The Committee often took great pains to educate, rather than admonish States parties with regard to violations of Covenant provisions. However, when a system to protect rights was not used, it lost its effectiveness. Therefore, when States parties violated a provision of the Covenant, the Committee should clearly say so.
When an acquired right, such as the right to notice in the context of lay-offs, was eliminated or rendered meaningless, it was important to draw attention to it as a retrogressive step. Another example of retrogression was taking anti-discrimination protection away from a category of the population that had previously acquired it, such as women.
Ms. THOMAS (International Labour Organization) said that the International Labour Conference had recently held a general discussion on the informal economy, during which a number of conclusions had been reached on the rights and protection of workers. The Committee might find the contents and language of some of those conclusions useful in drafting the general comment.

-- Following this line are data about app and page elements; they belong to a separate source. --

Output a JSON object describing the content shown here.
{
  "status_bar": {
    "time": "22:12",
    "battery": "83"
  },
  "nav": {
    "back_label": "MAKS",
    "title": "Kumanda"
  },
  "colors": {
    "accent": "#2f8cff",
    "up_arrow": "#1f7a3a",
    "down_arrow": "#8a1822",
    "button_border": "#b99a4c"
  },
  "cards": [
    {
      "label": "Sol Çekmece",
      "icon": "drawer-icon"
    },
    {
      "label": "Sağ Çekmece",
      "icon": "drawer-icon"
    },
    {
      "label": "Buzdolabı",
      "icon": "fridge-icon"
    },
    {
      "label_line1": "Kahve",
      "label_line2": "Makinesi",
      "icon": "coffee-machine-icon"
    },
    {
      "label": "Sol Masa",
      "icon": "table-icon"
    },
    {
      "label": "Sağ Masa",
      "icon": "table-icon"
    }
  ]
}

Several years previously, the International Labour Conference had unsuccessfully attempted to adopt an instrument on the protection of contract workers, including those in disguised employment relationships and those towards whom employers assumed no responsibility because they were not recognized as being in employment relationships. But there had been no agreement on how to protect such workers or acknowledgement by some member States that such workers even existed. However, since then, a general discussion had led to agreement on what constituted an employment relationship and a disguised employment relationship, and what was considered self-employment and therefore outside the protection of labour laws. Many aspects of the contract labour issue had been covered in the informal economy discussion held the previous year. The Committee might find the results of that meeting useful in formulating its general comment.
She fully endorsed the comments made on the justiciability of the right to work. The right to work was usually seen as justiciable in terms of the impediments to it, for which ample legislation existed in almost every country. The International Labour Organization, in its Convention No. 122 concerning Employment Policy, had required implementation of the right to work not through legislation but through government policy, which could be monitored through workers’ and employers’ complaints concerning the State’s obligations, rather than through legal enforcement of the individual right to work.
The meeting rose at 1 p.m.